The Blob

Sunday, September 21, 2003

Your money means nothing to us

Lesson #1 in how to thoroughly piss off a bank customer: refuse to accept his money. That's exactly what happened to me yesterday morning at my local branch of Wells Fargo Bank. I set out yesterday with a $5,000 check from Charles Schwab in hand to deposit in my bank. The reason: to bail my brother out. With a good check and good intentions in hand, I walked into the bank, filled out the deposit slip and patiently waited in line.

What greeted me was anything but pleasant. (Editor's note: My account at Schwab is shared with my wife, and as such, both of us endorsed the check before I set off on my errand. However, we keep separate bank accounts for convenience as much as anything else, and to be honest, my wife is not on my bank account.) When I presented the check, deposit slip and my ID, the spineless teller examined the check carefully and asked if I had any other accounts with the bank. While I stayed polite, my blood began to boil, as a quick glance at his computer would have answered that question. He then told me that because my wife was not on the account, that he would have to seek permission of his manager. At this point, smoke began to stream from my ears.

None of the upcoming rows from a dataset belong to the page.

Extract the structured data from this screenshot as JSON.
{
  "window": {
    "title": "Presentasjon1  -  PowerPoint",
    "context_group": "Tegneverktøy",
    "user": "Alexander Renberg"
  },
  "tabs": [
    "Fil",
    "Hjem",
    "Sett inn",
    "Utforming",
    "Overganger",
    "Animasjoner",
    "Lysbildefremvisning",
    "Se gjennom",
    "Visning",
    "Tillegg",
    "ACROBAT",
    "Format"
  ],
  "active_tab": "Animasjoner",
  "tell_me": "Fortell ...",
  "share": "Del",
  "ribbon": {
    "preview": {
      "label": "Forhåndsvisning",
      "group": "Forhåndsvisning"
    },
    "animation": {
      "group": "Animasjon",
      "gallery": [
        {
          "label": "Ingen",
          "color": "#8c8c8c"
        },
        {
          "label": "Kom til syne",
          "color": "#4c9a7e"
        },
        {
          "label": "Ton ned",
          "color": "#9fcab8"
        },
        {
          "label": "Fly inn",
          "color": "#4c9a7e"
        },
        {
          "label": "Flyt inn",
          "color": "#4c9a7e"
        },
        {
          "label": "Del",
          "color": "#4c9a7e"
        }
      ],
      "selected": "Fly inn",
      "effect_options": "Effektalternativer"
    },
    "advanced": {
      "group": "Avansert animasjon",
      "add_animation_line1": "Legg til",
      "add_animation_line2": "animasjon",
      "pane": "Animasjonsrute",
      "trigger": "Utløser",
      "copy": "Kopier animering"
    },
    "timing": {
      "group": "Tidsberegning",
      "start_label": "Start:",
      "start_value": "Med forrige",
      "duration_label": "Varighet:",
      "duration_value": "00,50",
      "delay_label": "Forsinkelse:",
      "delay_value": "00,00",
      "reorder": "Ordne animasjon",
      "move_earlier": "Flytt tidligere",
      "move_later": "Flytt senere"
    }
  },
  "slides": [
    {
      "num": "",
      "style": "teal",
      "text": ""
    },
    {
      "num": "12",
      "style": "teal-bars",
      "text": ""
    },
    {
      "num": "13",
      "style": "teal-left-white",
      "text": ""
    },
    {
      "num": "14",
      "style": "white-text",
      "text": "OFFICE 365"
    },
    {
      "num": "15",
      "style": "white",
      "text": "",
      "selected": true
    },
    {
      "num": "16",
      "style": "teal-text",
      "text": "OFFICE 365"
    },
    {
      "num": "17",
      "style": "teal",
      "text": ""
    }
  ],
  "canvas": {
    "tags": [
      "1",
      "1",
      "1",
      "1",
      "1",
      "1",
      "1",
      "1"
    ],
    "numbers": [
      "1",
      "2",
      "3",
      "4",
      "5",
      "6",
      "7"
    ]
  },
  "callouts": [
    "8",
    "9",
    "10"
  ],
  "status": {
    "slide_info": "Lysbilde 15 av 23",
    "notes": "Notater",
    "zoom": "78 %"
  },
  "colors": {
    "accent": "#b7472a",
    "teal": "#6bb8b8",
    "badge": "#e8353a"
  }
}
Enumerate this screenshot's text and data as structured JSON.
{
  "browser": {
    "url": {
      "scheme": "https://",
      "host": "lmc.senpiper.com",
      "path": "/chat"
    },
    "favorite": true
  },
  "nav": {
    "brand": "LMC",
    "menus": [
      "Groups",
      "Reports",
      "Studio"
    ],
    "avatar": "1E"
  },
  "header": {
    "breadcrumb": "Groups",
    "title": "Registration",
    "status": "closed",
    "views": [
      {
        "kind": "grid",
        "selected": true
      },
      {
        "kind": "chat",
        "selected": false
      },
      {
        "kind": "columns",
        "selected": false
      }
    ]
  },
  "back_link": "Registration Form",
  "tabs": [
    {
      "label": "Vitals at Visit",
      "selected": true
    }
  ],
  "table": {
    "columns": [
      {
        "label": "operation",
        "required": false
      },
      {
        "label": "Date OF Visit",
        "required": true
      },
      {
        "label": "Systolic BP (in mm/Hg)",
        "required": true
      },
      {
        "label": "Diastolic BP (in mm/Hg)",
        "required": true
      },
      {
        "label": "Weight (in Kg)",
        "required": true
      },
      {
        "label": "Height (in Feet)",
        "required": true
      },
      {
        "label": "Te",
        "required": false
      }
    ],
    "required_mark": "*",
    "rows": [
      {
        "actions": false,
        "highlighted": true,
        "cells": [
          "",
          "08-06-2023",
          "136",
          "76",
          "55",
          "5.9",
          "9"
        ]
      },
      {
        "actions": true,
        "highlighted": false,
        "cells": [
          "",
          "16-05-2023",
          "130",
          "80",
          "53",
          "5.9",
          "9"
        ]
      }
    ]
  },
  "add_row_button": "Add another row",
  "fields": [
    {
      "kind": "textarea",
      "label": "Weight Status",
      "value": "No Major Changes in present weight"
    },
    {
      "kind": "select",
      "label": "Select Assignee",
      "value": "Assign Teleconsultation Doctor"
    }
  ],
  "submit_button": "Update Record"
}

After a long delay, he returned and asked if I had my wife's ID with me. I politely explained that I did not, doing my level best to not go circus freak crazy on him at that very moment. He then made me wait again while he sought judgment from his manager, who never even came out to meet with me. Upon return, he said without emotion that he could not accept my deposit. Humiliated, I took my check and deposit slip back, quietly thanked him and walked out.

My politeness evaporated as soon as I hit the outside air.

You better believe I fully intend to raise hell on Monday. And I plan to vote with my feet and checkbook and feet as soon as possible. It's one thing if I was overdrawn, or asking for a loan. But I was doing the opposite: I was trying to give Wells Fargo Bank money. $5,000 to be exact. Most banks normally slobber and drool over the prospect of someone like me doing this, but not Wells Fargo. No, they made sure they were cold and insulting. And perhaps to them, $5,000 is chump change. But to me, it's a lot.

Being as large as they are, Wells Fargo probably won't care if I do leave. But someday, if the bank is getting pummelled by Wall Street and competitors are eating their lunch, I hope this insignificant little blog will be recalled. Businesses win or lose one customer at a time. And a little common sense would have made big difference. I won't forget this. Hopefully, another bank is eager for my business.